DATA PROVIDED Start Marker

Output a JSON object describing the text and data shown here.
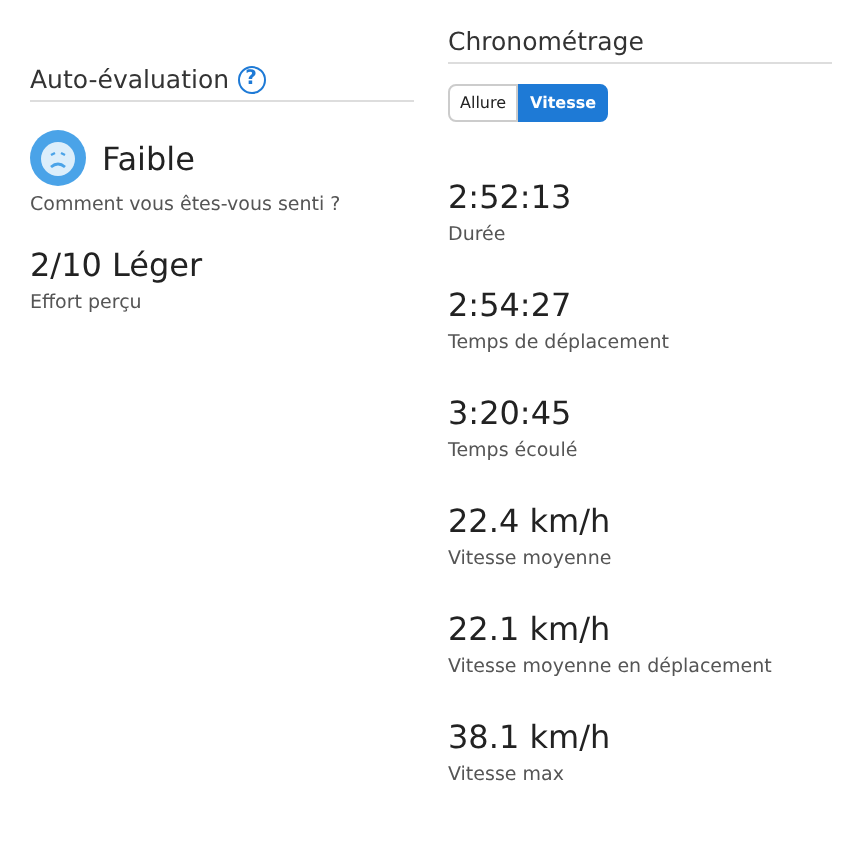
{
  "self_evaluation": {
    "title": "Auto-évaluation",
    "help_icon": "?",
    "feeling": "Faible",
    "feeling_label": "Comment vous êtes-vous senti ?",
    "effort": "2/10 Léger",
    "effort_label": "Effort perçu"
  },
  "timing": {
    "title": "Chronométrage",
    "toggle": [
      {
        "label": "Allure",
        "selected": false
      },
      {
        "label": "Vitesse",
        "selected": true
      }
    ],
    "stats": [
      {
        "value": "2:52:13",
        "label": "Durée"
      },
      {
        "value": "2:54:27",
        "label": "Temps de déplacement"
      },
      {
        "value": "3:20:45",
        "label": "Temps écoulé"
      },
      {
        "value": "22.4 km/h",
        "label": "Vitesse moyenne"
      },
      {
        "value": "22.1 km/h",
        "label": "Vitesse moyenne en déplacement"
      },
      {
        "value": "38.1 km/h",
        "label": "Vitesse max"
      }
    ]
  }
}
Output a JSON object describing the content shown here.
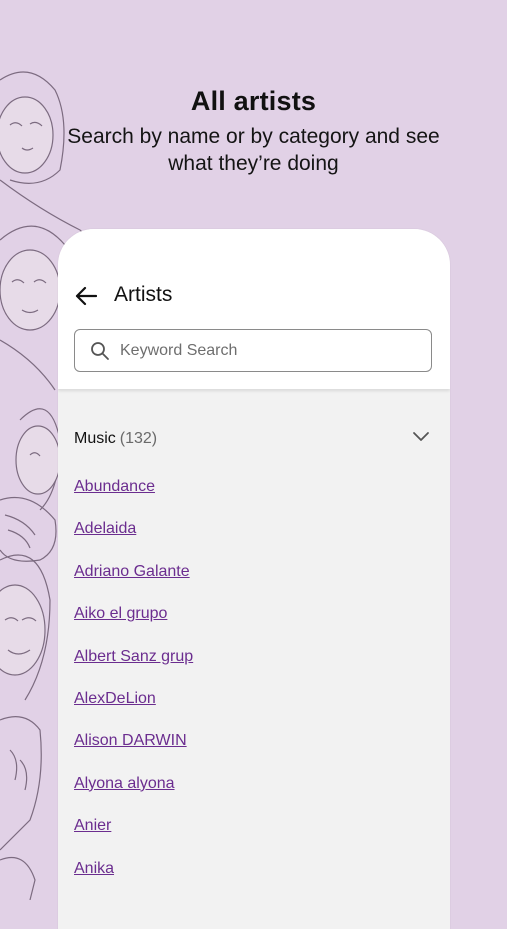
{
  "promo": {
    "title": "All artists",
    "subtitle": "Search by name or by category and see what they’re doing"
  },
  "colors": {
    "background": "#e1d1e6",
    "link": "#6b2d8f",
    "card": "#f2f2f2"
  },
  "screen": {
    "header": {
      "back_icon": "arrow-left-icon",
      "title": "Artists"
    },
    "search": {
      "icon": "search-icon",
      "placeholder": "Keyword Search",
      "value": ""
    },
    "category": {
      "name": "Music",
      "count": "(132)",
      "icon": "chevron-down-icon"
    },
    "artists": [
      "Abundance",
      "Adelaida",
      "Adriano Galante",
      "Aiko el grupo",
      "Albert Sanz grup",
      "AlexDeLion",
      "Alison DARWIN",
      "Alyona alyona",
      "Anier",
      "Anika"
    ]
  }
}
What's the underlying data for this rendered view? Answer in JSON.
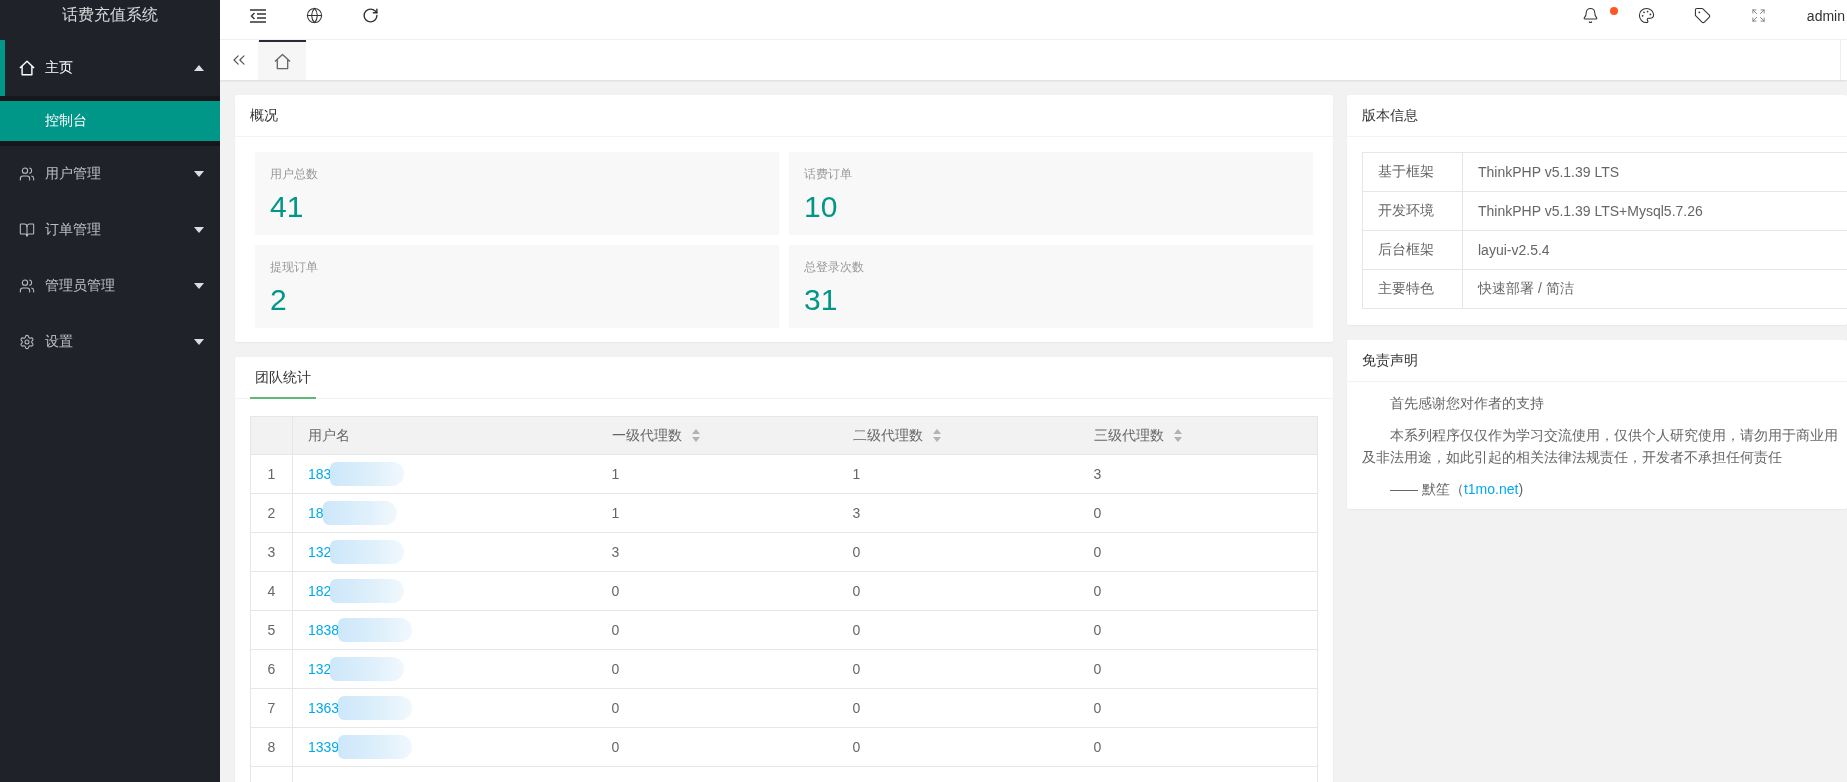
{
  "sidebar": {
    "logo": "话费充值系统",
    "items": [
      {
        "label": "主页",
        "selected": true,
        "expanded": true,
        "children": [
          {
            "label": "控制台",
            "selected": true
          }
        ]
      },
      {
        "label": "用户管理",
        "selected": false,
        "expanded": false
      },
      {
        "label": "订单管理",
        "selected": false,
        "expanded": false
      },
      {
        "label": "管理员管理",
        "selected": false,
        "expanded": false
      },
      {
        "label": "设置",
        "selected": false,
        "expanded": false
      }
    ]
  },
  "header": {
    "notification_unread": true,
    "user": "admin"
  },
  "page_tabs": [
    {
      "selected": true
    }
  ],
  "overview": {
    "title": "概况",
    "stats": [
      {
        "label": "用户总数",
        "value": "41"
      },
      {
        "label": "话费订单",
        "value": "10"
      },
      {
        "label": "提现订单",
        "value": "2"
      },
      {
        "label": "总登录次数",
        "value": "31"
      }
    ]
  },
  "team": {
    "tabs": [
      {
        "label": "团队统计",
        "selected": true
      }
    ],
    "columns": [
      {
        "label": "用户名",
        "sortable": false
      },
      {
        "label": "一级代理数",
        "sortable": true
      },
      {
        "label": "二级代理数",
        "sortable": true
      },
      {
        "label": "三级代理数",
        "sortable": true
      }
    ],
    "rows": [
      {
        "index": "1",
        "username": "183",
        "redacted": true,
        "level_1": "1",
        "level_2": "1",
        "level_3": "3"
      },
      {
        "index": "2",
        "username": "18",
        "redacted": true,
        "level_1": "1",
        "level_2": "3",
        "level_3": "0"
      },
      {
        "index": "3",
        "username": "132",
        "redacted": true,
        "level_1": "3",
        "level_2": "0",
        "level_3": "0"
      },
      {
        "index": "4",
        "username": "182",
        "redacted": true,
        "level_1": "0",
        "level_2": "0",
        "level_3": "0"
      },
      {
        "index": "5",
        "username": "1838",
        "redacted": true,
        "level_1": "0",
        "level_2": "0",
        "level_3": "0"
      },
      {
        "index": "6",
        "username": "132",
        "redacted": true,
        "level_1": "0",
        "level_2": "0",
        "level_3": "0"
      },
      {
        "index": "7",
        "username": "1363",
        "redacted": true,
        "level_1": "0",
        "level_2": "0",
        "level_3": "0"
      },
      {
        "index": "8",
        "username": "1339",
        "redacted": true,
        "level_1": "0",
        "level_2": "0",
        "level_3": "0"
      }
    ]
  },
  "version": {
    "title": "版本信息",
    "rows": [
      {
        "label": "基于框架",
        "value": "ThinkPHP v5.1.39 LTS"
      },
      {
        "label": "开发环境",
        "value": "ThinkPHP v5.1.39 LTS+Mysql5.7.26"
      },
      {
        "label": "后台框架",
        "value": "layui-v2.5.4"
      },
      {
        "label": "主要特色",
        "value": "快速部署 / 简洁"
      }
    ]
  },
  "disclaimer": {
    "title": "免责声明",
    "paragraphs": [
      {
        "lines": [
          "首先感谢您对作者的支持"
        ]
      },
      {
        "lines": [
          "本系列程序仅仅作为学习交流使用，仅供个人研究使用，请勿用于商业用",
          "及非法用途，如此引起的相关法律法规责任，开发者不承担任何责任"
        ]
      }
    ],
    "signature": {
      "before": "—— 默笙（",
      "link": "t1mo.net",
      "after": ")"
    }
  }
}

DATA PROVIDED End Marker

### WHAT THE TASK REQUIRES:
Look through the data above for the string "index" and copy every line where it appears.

### ANSWER AREA:
        "index": "1",
        "index": "2",
        "index": "3",
        "index": "4",
        "index": "5",
        "index": "6",
        "index": "7",
        "index": "8",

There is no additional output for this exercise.